September Housing Starts Tumble
Housing is one of the single largest triggers to additional consumer spending.
New home construction, also known as housing starts, collapsed 8.1% in September from August’s downwardly revised figures. Both single and multifamily starts fell in the month as rising mortgage rates weighed heavily on the housing market. Starts are now down 20% from their peak in the spring of this year.
Single-family starts fell 4.7% and now sit at the lowest level since May 2020. The South is the only region that saw single-family starts grow in September. This is the largest housing market in the country and has seen the biggest influx of new residents since the pandemic began. However, even population growth is not enough to keep the single-family housing market growing in the face of rising mortgage rates. Single-family starts nationwide are down 18.5% compared to a year ago.
Separately, Florida is expected to suffer a setback in October due to Hurricane Ian. Many homes were uninsured, while insurance payments will be delayed. This could place an even larger drag on starts in October.
Multifamily starts of buildings with five units or more fell 13.1% from August. Multifamily starts are a more volatile measure and respond to economic conditions differently than the single-family market. Multifamily starts are 16.5% higher from a year ago and are expected to end the year above half a million, the highest level since the mid-1980s, according to Fannie Mae.
Housing completions were up 6.1% in September, with both single and multifamily units completed at higher levels than last month and this time last year. Supply chain bottlenecks have eased for builders, while labor shortages remain a concern. There are currently over a million single-family units under construction, the highest level since 2006. Additionally, builders are currently working on 893,000 multifamily units, the highest level since the early 1970s.
Housing permits, an indicator of future home construction activity, rose 1.4% from August’s upwardly revised figures. The strength came from multifamily permits, which rose 8.2%; single-family permits were down 3.1%. Single-family permits are now 13% lower than pre-pandemic levels while multifamily of five units or more are up a whopping 55%. The multifamily market responds to tightening conditions with a lag and will end the year stronger even as the Federal Reserve continues to raise interest rates.

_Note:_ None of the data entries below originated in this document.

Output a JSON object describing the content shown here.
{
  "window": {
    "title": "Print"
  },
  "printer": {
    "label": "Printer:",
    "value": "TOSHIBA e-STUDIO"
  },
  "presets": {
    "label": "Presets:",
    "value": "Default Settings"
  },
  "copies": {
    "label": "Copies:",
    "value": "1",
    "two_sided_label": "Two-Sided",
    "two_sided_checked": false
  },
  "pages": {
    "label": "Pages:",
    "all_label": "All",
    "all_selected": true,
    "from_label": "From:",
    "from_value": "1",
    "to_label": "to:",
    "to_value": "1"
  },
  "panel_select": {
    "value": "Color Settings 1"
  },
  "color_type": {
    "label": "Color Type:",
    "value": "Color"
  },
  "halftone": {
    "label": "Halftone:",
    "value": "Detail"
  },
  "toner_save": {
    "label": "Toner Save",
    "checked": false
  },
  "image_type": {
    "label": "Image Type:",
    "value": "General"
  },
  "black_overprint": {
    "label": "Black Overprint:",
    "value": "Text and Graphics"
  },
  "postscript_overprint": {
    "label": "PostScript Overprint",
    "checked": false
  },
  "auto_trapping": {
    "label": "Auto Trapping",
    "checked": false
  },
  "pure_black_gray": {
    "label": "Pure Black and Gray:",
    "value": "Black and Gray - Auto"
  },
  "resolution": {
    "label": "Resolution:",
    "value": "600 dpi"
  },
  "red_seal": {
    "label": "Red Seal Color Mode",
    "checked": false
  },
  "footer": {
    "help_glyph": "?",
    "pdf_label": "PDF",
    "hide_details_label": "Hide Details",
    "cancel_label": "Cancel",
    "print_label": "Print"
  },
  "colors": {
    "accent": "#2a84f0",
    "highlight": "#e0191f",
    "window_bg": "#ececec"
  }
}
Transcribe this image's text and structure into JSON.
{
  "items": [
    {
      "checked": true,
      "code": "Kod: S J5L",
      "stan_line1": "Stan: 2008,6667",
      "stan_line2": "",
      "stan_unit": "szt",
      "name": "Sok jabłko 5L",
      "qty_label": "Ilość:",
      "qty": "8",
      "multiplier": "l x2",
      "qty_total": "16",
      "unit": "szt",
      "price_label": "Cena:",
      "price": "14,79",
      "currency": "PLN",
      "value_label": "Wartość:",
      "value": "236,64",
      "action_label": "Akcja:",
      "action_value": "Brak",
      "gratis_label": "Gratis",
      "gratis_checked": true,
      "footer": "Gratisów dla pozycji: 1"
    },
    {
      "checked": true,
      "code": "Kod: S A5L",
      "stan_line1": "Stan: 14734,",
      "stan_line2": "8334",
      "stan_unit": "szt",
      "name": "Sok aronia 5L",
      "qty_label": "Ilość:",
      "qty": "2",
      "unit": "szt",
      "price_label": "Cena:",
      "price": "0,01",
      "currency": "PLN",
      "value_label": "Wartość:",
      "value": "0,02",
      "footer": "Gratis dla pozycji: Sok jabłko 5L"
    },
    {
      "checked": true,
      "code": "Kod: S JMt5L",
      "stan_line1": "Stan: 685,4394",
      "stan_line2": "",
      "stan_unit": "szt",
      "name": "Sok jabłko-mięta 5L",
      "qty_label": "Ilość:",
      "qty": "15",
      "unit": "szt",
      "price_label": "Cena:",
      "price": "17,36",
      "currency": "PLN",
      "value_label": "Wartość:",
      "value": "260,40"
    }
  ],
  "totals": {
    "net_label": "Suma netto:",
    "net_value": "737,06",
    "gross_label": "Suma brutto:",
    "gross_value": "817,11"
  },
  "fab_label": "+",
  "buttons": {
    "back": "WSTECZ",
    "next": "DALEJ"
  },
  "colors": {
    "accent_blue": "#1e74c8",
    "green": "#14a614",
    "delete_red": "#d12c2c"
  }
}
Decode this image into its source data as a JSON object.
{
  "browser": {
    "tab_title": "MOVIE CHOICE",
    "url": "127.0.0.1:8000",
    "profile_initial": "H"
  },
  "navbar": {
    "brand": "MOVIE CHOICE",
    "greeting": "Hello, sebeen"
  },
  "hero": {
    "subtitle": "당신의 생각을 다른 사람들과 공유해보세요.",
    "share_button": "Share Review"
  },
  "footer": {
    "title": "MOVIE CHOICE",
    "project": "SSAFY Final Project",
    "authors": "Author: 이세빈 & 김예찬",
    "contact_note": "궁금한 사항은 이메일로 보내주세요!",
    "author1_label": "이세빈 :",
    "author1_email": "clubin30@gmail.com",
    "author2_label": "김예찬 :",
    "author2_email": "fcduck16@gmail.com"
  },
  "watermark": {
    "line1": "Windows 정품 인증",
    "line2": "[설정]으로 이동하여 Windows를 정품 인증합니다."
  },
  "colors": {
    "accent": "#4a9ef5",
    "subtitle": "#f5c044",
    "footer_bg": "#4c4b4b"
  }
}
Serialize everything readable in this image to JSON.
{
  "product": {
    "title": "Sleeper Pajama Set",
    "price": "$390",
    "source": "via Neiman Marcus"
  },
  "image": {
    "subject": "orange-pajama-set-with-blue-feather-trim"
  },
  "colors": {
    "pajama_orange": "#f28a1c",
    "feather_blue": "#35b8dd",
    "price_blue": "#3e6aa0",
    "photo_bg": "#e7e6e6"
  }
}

The demand for rental units is being buoyed by tight supplies; the rise in demand for rentals is mostly coming from first-time buyers who can no longer afford to buy. The problem is the bulk of the supply coming on-line is from luxury rentals rather than more affordable units.
Separately, home builders have been pessimistic about the single-family housing market since August, as captured by the home builder sentiment index; sentiment has been slipping since December of last year. The index fell to its lowest reading since 2012 as mortgage rates rose to their highest level since 2002 in October.
In turn, mortgage applications to purchase a home fell to their lowest level since 2015. Builders had been reporting reduced foot traffic and sales activity before official home sales figures reflected the pullback. According to Freddie Mac and Fannie Mae, mortgage applications to purchase a home in 2022 will be almost half of what they were in 2020 and 2021 on a dollar basis.
As demand for housing falls, home prices are expected to decline, especially in the hottest markets in the country. Nationally, home prices were up 41% since March 2020 by July of 2022, according to the S&P CoreLogic Case-Shiller Home Price Index. The first three months of 2022 saw home prices increase 6%, before price movements started their downward trend with rising mortgage rates. Even if home prices were to decline by 10% at the end of 2022 prices would remain above December 2021 levels; our forecast has home prices growing at a more moderate pace by the end of the year.
The single-family housing market has more room to fall, as mortgage rates ticked above 7% in October and are likely to move higher given reductions in the Federal Reserve’s bloated balance sheet. The pandemic-induced bubble in housing is bursting. The good news is homeowners have more equity in their homes this time around. The bad news is that it is still a drag on overall economic growth and a harbinger of more losses to come. Housing is one of the single largest triggers to additional consumer spending.